=== Provided information ===

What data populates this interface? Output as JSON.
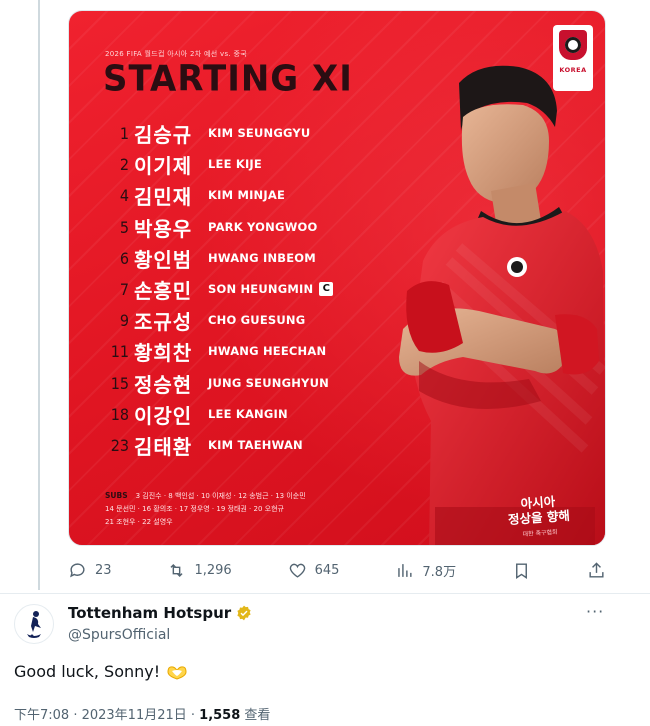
{
  "card": {
    "subtitle": "2026 FIFA 월드컵 아시아 2차 예선 vs. 중국",
    "headline": "STARTING XI",
    "badge_label": "KOREA",
    "players": [
      {
        "num": "1",
        "kor": "김승규",
        "eng": "KIM SEUNGGYU",
        "captain": false
      },
      {
        "num": "2",
        "kor": "이기제",
        "eng": "LEE KIJE",
        "captain": false
      },
      {
        "num": "4",
        "kor": "김민재",
        "eng": "KIM MINJAE",
        "captain": false
      },
      {
        "num": "5",
        "kor": "박용우",
        "eng": "PARK YONGWOO",
        "captain": false
      },
      {
        "num": "6",
        "kor": "황인범",
        "eng": "HWANG INBEOM",
        "captain": false
      },
      {
        "num": "7",
        "kor": "손흥민",
        "eng": "SON HEUNGMIN",
        "captain": true
      },
      {
        "num": "9",
        "kor": "조규성",
        "eng": "CHO GUESUNG",
        "captain": false
      },
      {
        "num": "11",
        "kor": "황희찬",
        "eng": "HWANG HEECHAN",
        "captain": false
      },
      {
        "num": "15",
        "kor": "정승현",
        "eng": "JUNG SEUNGHYUN",
        "captain": false
      },
      {
        "num": "18",
        "kor": "이강인",
        "eng": "LEE KANGIN",
        "captain": false
      },
      {
        "num": "23",
        "kor": "김태환",
        "eng": "KIM TAEHWAN",
        "captain": false
      }
    ],
    "captain_mark": "C",
    "subs_label": "SUBS",
    "subs_lines": [
      "3 김진수 · 8 백인섭 · 10 이재성 · 12 송범근 · 13 이순민",
      "14 문선민 · 16 황의조 · 17 정우영 · 19 정태권 · 20 오현규",
      "21 조현우 · 22 설영우"
    ],
    "slogan_line1": "아시아",
    "slogan_line2": "정상을 향해",
    "slogan_small": "대한 축구협회"
  },
  "actions": {
    "replies": "23",
    "retweets": "1,296",
    "likes": "645",
    "views": "7.8万"
  },
  "reply": {
    "display_name": "Tottenham Hotspur",
    "handle": "@SpursOfficial",
    "more": "···",
    "text": "Good luck, Sonny!",
    "time": "下午7:08 · 2023年11月21日 · ",
    "views_count": "1,558",
    "views_label": " 查看"
  },
  "colors": {
    "card_red": "#e01522",
    "headline_dark": "#2b0d12",
    "verified_gold": "#e2b719",
    "muted": "#536471"
  },
  "icons": [
    "reply-icon",
    "retweet-icon",
    "like-icon",
    "views-icon",
    "bookmark-icon",
    "share-icon",
    "verified-icon",
    "heart-hands-icon",
    "spurs-logo-icon",
    "korea-crest-icon"
  ]
}
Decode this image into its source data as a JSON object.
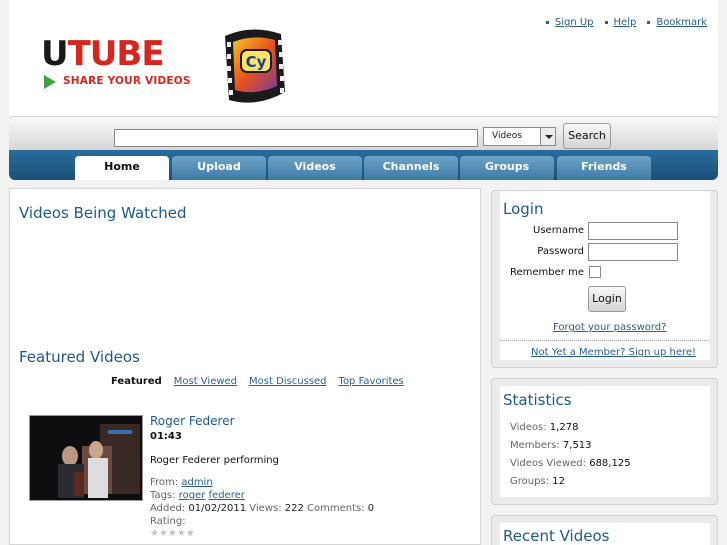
{
  "header": {
    "top_links": [
      "Sign Up",
      "Help",
      "Bookmark"
    ],
    "logo_text_u": "U",
    "logo_text_rest": "TUBE",
    "logo_tagline": "SHARE YOUR VIDEOS",
    "logo_badge": "Cy"
  },
  "search": {
    "input_value": "",
    "select_value": "Videos",
    "button_label": "Search"
  },
  "nav": {
    "tabs": [
      "Home",
      "Upload",
      "Videos",
      "Channels",
      "Groups",
      "Friends"
    ],
    "active": "Home"
  },
  "main": {
    "watched_title": "Videos Being Watched",
    "featured_title": "Featured Videos",
    "subtabs": [
      "Featured",
      "Most Viewed",
      "Most Discussed",
      "Top Favorites"
    ],
    "video": {
      "title": "Roger Federer",
      "duration": "01:43",
      "description": "Roger Federer performing",
      "from_label": "From:",
      "from_user": "admin",
      "tags_label": "Tags:",
      "tags": [
        "roger",
        "federer"
      ],
      "added_label": "Added:",
      "added": "01/02/2011",
      "views_label": "Views:",
      "views": "222",
      "comments_label": "Comments:",
      "comments": "0",
      "rating_label": "Rating:",
      "stars": "★★★★★",
      "rating": 0
    }
  },
  "login": {
    "title": "Login",
    "username_label": "Username",
    "password_label": "Password",
    "remember_label": "Remember me",
    "button_label": "Login",
    "forgot_link": "Forgot your password?",
    "signup_link": "Not Yet a Member? Sign up here!"
  },
  "statistics": {
    "title": "Statistics",
    "items": [
      {
        "label": "Videos:",
        "value": "1,278"
      },
      {
        "label": "Members:",
        "value": "7,513"
      },
      {
        "label": "Videos Viewed:",
        "value": "688,125"
      },
      {
        "label": "Groups:",
        "value": "12"
      }
    ]
  },
  "recent": {
    "title": "Recent Videos"
  },
  "colors": {
    "accent": "#1e5a88",
    "brand_red": "#d7261e",
    "nav_blue": "#1b4f78"
  }
}
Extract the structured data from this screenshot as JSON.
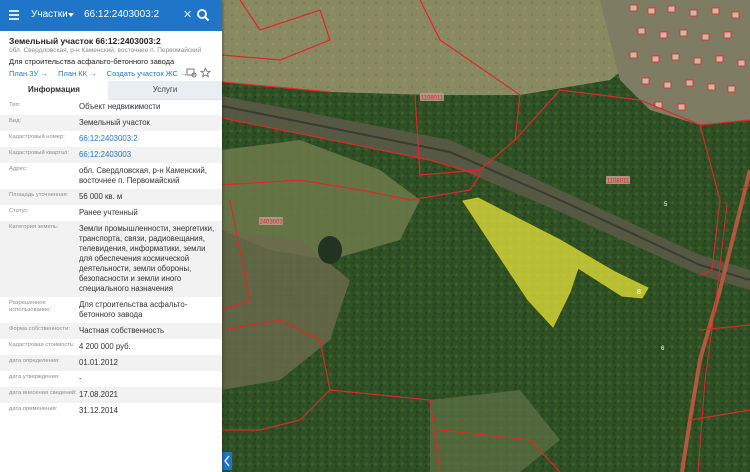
{
  "search": {
    "category": "Участки",
    "query": "66:12:2403003:2"
  },
  "card": {
    "title": "Земельный участок 66:12:2403003:2",
    "address_short": "обл. Свердловская, р-н Каменский, восточнее п. Первомайский",
    "purpose": "Для строительства асфальто-бетонного завода",
    "links": [
      "План ЗУ →",
      "План КК →",
      "Создать участок ЖС →"
    ]
  },
  "tabs": [
    "Информация",
    "Услуги"
  ],
  "info_rows": [
    {
      "key": "Тип:",
      "value": "Объект недвижимости"
    },
    {
      "key": "Вид:",
      "value": "Земельный участок"
    },
    {
      "key": "Кадастровый номер:",
      "value": "66:12:2403003:2",
      "link": true
    },
    {
      "key": "Кадастровый квартал:",
      "value": "66:12:2403003",
      "link": true
    },
    {
      "key": "Адрес:",
      "value": "обл. Свердловская, р-н Каменский, восточнее п. Первомайский"
    },
    {
      "key": "Площадь уточненная:",
      "value": "56 000 кв. м"
    },
    {
      "key": "Статус:",
      "value": "Ранее учтенный"
    },
    {
      "key": "Категория земель:",
      "value": "Земли промышленности, энергетики, транспорта, связи, радиовещания, телевидения, информатики, земли для обеспечения космической деятельности, земли обороны, безопасности и земли иного специального назначения"
    },
    {
      "key": "Разрешенное использование:",
      "value": "Для строительства асфальто-бетонного завода"
    },
    {
      "key": "Форма собственности:",
      "value": "Частная собственность"
    },
    {
      "key": "Кадастровая стоимость:",
      "value": "4 200 000 руб."
    },
    {
      "key": "дата определения:",
      "value": "01.01.2012"
    },
    {
      "key": "дата утверждения:",
      "value": "-"
    },
    {
      "key": "дата внесения сведений:",
      "value": "17.08.2021"
    },
    {
      "key": "дата применения:",
      "value": "31.12.2014"
    }
  ],
  "map": {
    "quarter_labels": [
      "1108011",
      "1108011",
      "2403003"
    ],
    "parcel_label": "8",
    "parcel_fill": "#e7e43a",
    "boundary_color": "#e0262b",
    "number_glyphs": [
      "5",
      "6"
    ]
  },
  "colors": {
    "accent": "#1f76c9"
  }
}
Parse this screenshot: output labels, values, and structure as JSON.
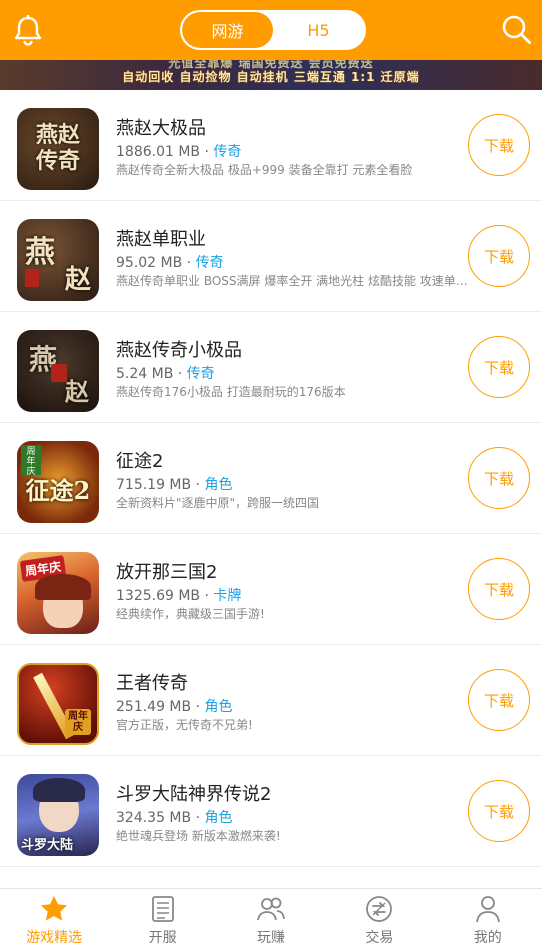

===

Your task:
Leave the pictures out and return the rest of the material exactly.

Response:
What data populates this interface? Output as JSON.
{
  "card": {
    "subtitle": "2026 FIFA 월드컵 아시아 2차 예선 vs. 중국",
    "headline": "STARTING XI",
    "badge_label": "KOREA",
    "players": [
      {
        "num": "1",
        "kor": "김승규",
        "eng": "KIM SEUNGGYU",
        "captain": false
      },
      {
        "num": "2",
        "kor": "이기제",
        "eng": "LEE KIJE",
        "captain": false
      },
      {
        "num": "4",
        "kor": "김민재",
        "eng": "KIM MINJAE",
        "captain": false
      },
      {
        "num": "5",
        "kor": "박용우",
        "eng": "PARK YONGWOO",
        "captain": false
      },
      {
        "num": "6",
        "kor": "황인범",
        "eng": "HWANG INBEOM",
        "captain": false
      },
      {
        "num": "7",
        "kor": "손흥민",
        "eng": "SON HEUNGMIN",
        "captain": true
      },
      {
        "num": "9",
        "kor": "조규성",
        "eng": "CHO GUESUNG",
        "captain": false
      },
      {
        "num": "11",
        "kor": "황희찬",
        "eng": "HWANG HEECHAN",
        "captain": false
      },
      {
        "num": "15",
        "kor": "정승현",
        "eng": "JUNG SEUNGHYUN",
        "captain": false
      },
      {
        "num": "18",
        "kor": "이강인",
        "eng": "LEE KANGIN",
        "captain": false
      },
      {
        "num": "23",
        "kor": "김태환",
        "eng": "KIM TAEHWAN",
        "captain": false
      }
    ],
    "captain_mark": "C",
    "subs_label": "SUBS",
    "subs_lines": [
      "3 김진수 · 8 백인섭 · 10 이재성 · 12 송범근 · 13 이순민",
      "14 문선민 · 16 황의조 · 17 정우영 · 19 정태권 · 20 오현규",
      "21 조현우 · 22 설영우"
    ],
    "slogan_line1": "아시아",
    "slogan_line2": "정상을 향해",
    "slogan_small": "대한 축구협회"
  },
  "actions": {
    "replies": "23",
    "retweets": "1,296",
    "likes": "645",
    "views": "7.8万"
  },
  "reply": {
    "display_name": "Tottenham Hotspur",
    "handle": "@SpursOfficial",
    "more": "···",
    "text": "Good luck, Sonny!",
    "time": "下午7:08 · 2023年11月21日 · ",
    "views_count": "1,558",
    "views_label": " 查看"
  },
  "colors": {
    "card_red": "#e01522",
    "headline_dark": "#2b0d12",
    "verified_gold": "#e2b719",
    "muted": "#536471"
  },
  "icons": [
    "reply-icon",
    "retweet-icon",
    "like-icon",
    "views-icon",
    "bookmark-icon",
    "share-icon",
    "verified-icon",
    "heart-hands-icon",
    "spurs-logo-icon",
    "korea-crest-icon"
  ]
}
Decode this image into its source data as a JSON object.
{
  "header": {
    "top_links": [
      "Sign Up",
      "Help",
      "Bookmark"
    ],
    "logo_text_u": "U",
    "logo_text_rest": "TUBE",
    "logo_tagline": "SHARE YOUR VIDEOS",
    "logo_badge": "Cy"
  },
  "search": {
    "input_value": "",
    "select_value": "Videos",
    "button_label": "Search"
  },
  "nav": {
    "tabs": [
      "Home",
      "Upload",
      "Videos",
      "Channels",
      "Groups",
      "Friends"
    ],
    "active": "Home"
  },
  "main": {
    "watched_title": "Videos Being Watched",
    "featured_title": "Featured Videos",
    "subtabs": [
      "Featured",
      "Most Viewed",
      "Most Discussed",
      "Top Favorites"
    ],
    "video": {
      "title": "Roger Federer",
      "duration": "01:43",
      "description": "Roger Federer performing",
      "from_label": "From:",
      "from_user": "admin",
      "tags_label": "Tags:",
      "tags": [
        "roger",
        "federer"
      ],
      "added_label": "Added:",
      "added": "01/02/2011",
      "views_label": "Views:",
      "views": "222",
      "comments_label": "Comments:",
      "comments": "0",
      "rating_label": "Rating:",
      "stars": "★★★★★",
      "rating": 0
    }
  },
  "login": {
    "title": "Login",
    "username_label": "Username",
    "password_label": "Password",
    "remember_label": "Remember me",
    "button_label": "Login",
    "forgot_link": "Forgot your password?",
    "signup_link": "Not Yet a Member? Sign up here!"
  },
  "statistics": {
    "title": "Statistics",
    "items": [
      {
        "label": "Videos:",
        "value": "1,278"
      },
      {
        "label": "Members:",
        "value": "7,513"
      },
      {
        "label": "Videos Viewed:",
        "value": "688,125"
      },
      {
        "label": "Groups:",
        "value": "12"
      }
    ]
  },
  "recent": {
    "title": "Recent Videos"
  },
  "colors": {
    "accent": "#1e5a88",
    "brand_red": "#d7261e",
    "nav_blue": "#1b4f78"
  }
}
Extract the structured data from this screenshot as JSON.
{
  "search": {
    "category": "Участки",
    "query": "66:12:2403003:2"
  },
  "card": {
    "title": "Земельный участок 66:12:2403003:2",
    "address_short": "обл. Свердловская, р-н Каменский, восточнее п. Первомайский",
    "purpose": "Для строительства асфальто-бетонного завода",
    "links": [
      "План ЗУ →",
      "План КК →",
      "Создать участок ЖС →"
    ]
  },
  "tabs": [
    "Информация",
    "Услуги"
  ],
  "info_rows": [
    {
      "key": "Тип:",
      "value": "Объект недвижимости"
    },
    {
      "key": "Вид:",
      "value": "Земельный участок"
    },
    {
      "key": "Кадастровый номер:",
      "value": "66:12:2403003:2",
      "link": true
    },
    {
      "key": "Кадастровый квартал:",
      "value": "66:12:2403003",
      "link": true
    },
    {
      "key": "Адрес:",
      "value": "обл. Свердловская, р-н Каменский, восточнее п. Первомайский"
    },
    {
      "key": "Площадь уточненная:",
      "value": "56 000 кв. м"
    },
    {
      "key": "Статус:",
      "value": "Ранее учтенный"
    },
    {
      "key": "Категория земель:",
      "value": "Земли промышленности, энергетики, транспорта, связи, радиовещания, телевидения, информатики, земли для обеспечения космической деятельности, земли обороны, безопасности и земли иного специального назначения"
    },
    {
      "key": "Разрешенное использование:",
      "value": "Для строительства асфальто-бетонного завода"
    },
    {
      "key": "Форма собственности:",
      "value": "Частная собственность"
    },
    {
      "key": "Кадастровая стоимость:",
      "value": "4 200 000 руб."
    },
    {
      "key": "дата определения:",
      "value": "01.01.2012"
    },
    {
      "key": "дата утверждения:",
      "value": "-"
    },
    {
      "key": "дата внесения сведений:",
      "value": "17.08.2021"
    },
    {
      "key": "дата применения:",
      "value": "31.12.2014"
    }
  ],
  "map": {
    "quarter_labels": [
      "1108011",
      "1108011",
      "2403003"
    ],
    "parcel_label": "8",
    "parcel_fill": "#e7e43a",
    "boundary_color": "#e0262b",
    "number_glyphs": [
      "5",
      "6"
    ]
  },
  "colors": {
    "accent": "#1f76c9"
  }
}
Parse this screenshot: output labels, values, and structure as JSON.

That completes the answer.